Nathan Shipley is using artificial intelligence to bring historical figures to life, in ways we’ve never seen before. Most of these figures lived far
Nathan Shipley is using artificial intelligence to bring historical figures to life, in ways we’ve never seen before. Most of these figures lived far before the advent of photography, so there are no photographic records of them, only paintings and drawings. His clever use of AI is making these figures photorealistic for the first time. And in doing so, he’s breathing unique life into them.
We caught up with Shipley to discuss his latest work, which builds on years of research using GAN, or Generative adversarial networks. It’s a growing field of study, and one that will surely impact our lives in the coming years.
Shipley explains some of his education and process for this unique work:
“I definitely can’t claim full credit for this process – it is built on code that researchers have generously released. However, I have done my own modifications to that code and am building a custom library of face attributes that I can use to direct the output. My favorite part of these kinds of processes is learning how they work, how to use them, and then how to break them or use them for techniques not originally imagined!”
It’s still somewhat surreal to see William Shakespeare or Marie Antoinette as a photorealistic person, and we’re struck by how accurate the models seem to be.
We’re familiar with the notion of ‘deep fakes’, or image creation that is used with the intent of manipulating or tricking a system, but Shipley has utilized this technology on historical paintings, bringing almost an archeological perspective to the science.
“StyleGAN is a kind of machine learning architecture that can be used to “learn” how to create more of a particular kind of image that you show it. For example, if you show it a dataset of images of cats, it will learn to create new images of cats that aren’t direct copies of the input.
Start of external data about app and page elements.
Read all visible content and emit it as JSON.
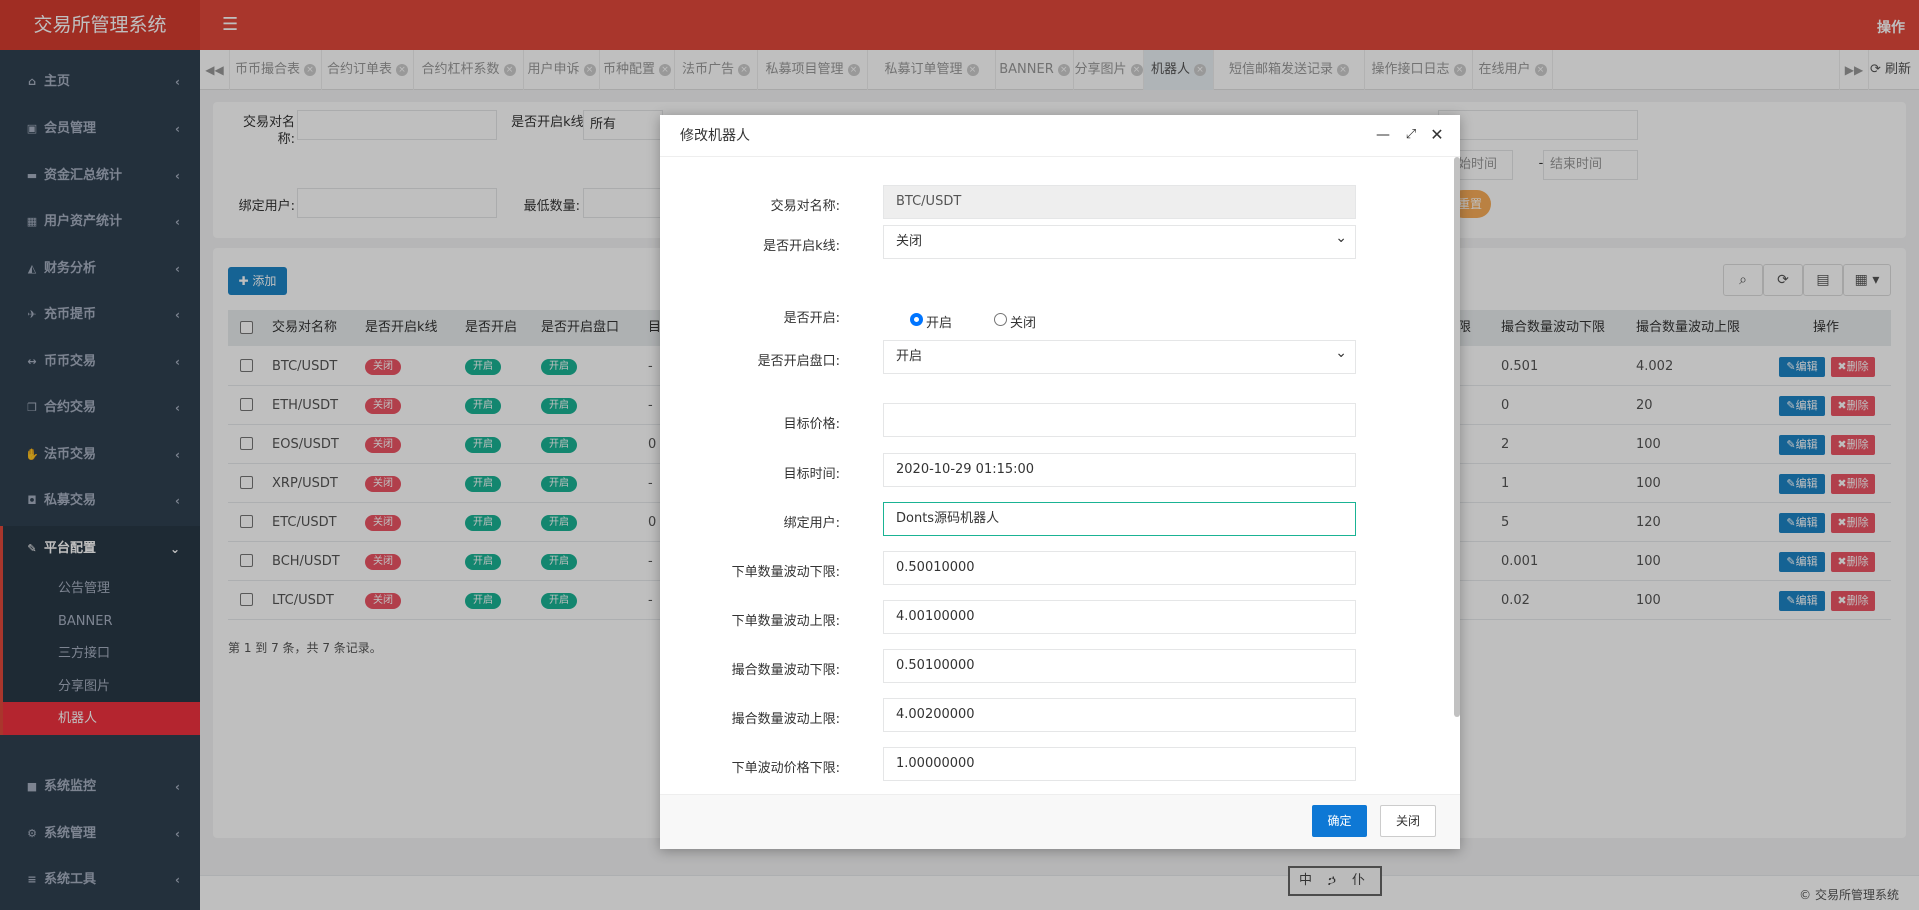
{
  "app": {
    "title": "交易所管理系统",
    "top_action": "操作"
  },
  "sidebar": {
    "items": [
      {
        "label": "主页",
        "icon": "home-icon",
        "glyph": "⌂"
      },
      {
        "label": "会员管理",
        "icon": "user-card-icon",
        "glyph": "▣"
      },
      {
        "label": "资金汇总统计",
        "icon": "card-icon",
        "glyph": "▬"
      },
      {
        "label": "用户资产统计",
        "icon": "building-icon",
        "glyph": "▦"
      },
      {
        "label": "财务分析",
        "icon": "area-chart-icon",
        "glyph": "◭"
      },
      {
        "label": "充币提币",
        "icon": "plane-icon",
        "glyph": "✈"
      },
      {
        "label": "币币交易",
        "icon": "arrows-h-icon",
        "glyph": "↔"
      },
      {
        "label": "合约交易",
        "icon": "clone-icon",
        "glyph": "❐"
      },
      {
        "label": "法币交易",
        "icon": "handshake-icon",
        "glyph": "✋"
      },
      {
        "label": "私募交易",
        "icon": "lock-icon",
        "glyph": "◘"
      },
      {
        "label": "平台配置",
        "icon": "wrench-icon",
        "glyph": "✎"
      }
    ],
    "subitems": [
      "公告管理",
      "BANNER",
      "三方接口",
      "分享图片",
      "机器人"
    ],
    "bottom_items": [
      {
        "label": "系统监控",
        "icon": "video-icon",
        "glyph": "■"
      },
      {
        "label": "系统管理",
        "icon": "gear-icon",
        "glyph": "⚙"
      },
      {
        "label": "系统工具",
        "icon": "bars-icon",
        "glyph": "≡"
      }
    ]
  },
  "tabs": [
    "币币撮合表",
    "合约订单表",
    "合约杠杆系数",
    "用户申诉",
    "币种配置",
    "法币广告",
    "私募项目管理",
    "私募订单管理",
    "BANNER",
    "分享图片",
    "机器人",
    "短信邮箱发送记录",
    "操作接口日志",
    "在线用户"
  ],
  "active_tab": "机器人",
  "refresh_label": "刷新",
  "search_form": {
    "pair_label": "交易对名称:",
    "kline_label": "是否开启k线:",
    "kline_value": "所有",
    "bind_user_label": "绑定用户:",
    "min_qty_label": "最低数量:",
    "start_time_placeholder": "开始时间",
    "time_sep": "-",
    "end_time_placeholder": "结束时间",
    "reset_label": "重置"
  },
  "toolbar": {
    "add_label": "添加"
  },
  "table": {
    "headers": [
      "交易对名称",
      "是否开启k线",
      "是否开启",
      "是否开启盘口",
      "目",
      "限",
      "撮合数量波动下限",
      "撮合数量波动上限",
      "操作"
    ],
    "rows": [
      {
        "pair": "BTC/USDT",
        "kline": "关闭",
        "enabled": "开启",
        "depth": "开启",
        "target": "-",
        "match_min": "0.501",
        "match_max": "4.002"
      },
      {
        "pair": "ETH/USDT",
        "kline": "关闭",
        "enabled": "开启",
        "depth": "开启",
        "target": "-",
        "match_min": "0",
        "match_max": "20"
      },
      {
        "pair": "EOS/USDT",
        "kline": "关闭",
        "enabled": "开启",
        "depth": "开启",
        "target": "0",
        "match_min": "2",
        "match_max": "100"
      },
      {
        "pair": "XRP/USDT",
        "kline": "关闭",
        "enabled": "开启",
        "depth": "开启",
        "target": "-",
        "match_min": "1",
        "match_max": "100"
      },
      {
        "pair": "ETC/USDT",
        "kline": "关闭",
        "enabled": "开启",
        "depth": "开启",
        "target": "0",
        "match_min": "5",
        "match_max": "120"
      },
      {
        "pair": "BCH/USDT",
        "kline": "关闭",
        "enabled": "开启",
        "depth": "开启",
        "target": "-",
        "match_min": "0.001",
        "match_max": "100"
      },
      {
        "pair": "LTC/USDT",
        "kline": "关闭",
        "enabled": "开启",
        "depth": "开启",
        "target": "-",
        "match_min": "0.02",
        "match_max": "100"
      }
    ],
    "edit_label": "编辑",
    "delete_label": "删除",
    "pagination_info": "第 1 到 7 条，共 7 条记录。"
  },
  "footer": {
    "copyright": "© 交易所管理系统",
    "stamp": "中 ኃ 仆"
  },
  "modal": {
    "title": "修改机器人",
    "fields": {
      "pair_label": "交易对名称:",
      "pair_value": "BTC/USDT",
      "kline_label": "是否开启k线:",
      "kline_value": "关闭",
      "enabled_label": "是否开启:",
      "radio_on": "开启",
      "radio_off": "关闭",
      "depth_label": "是否开启盘口:",
      "depth_value": "开启",
      "target_price_label": "目标价格:",
      "target_price_value": "",
      "target_time_label": "目标时间:",
      "target_time_value": "2020-10-29 01:15:00",
      "bind_user_label": "绑定用户:",
      "bind_user_value": "Donts源码机器人",
      "order_min_label": "下单数量波动下限:",
      "order_min_value": "0.50010000",
      "order_max_label": "下单数量波动上限:",
      "order_max_value": "4.00100000",
      "match_min_label": "撮合数量波动下限:",
      "match_min_value": "0.50100000",
      "match_max_label": "撮合数量波动上限:",
      "match_max_value": "4.00200000",
      "price_min_label": "下单波动价格下限:",
      "price_min_value": "1.00000000"
    },
    "confirm_label": "确定",
    "close_label": "关闭"
  }
}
Properly trained, it can make cats that don’t exist!
I come from a VFX and animation background, so it’s been fascinating to see how images can be created that would previously have been impossible. It’s pretty technical but a really fascinating area to explore!” [ … ]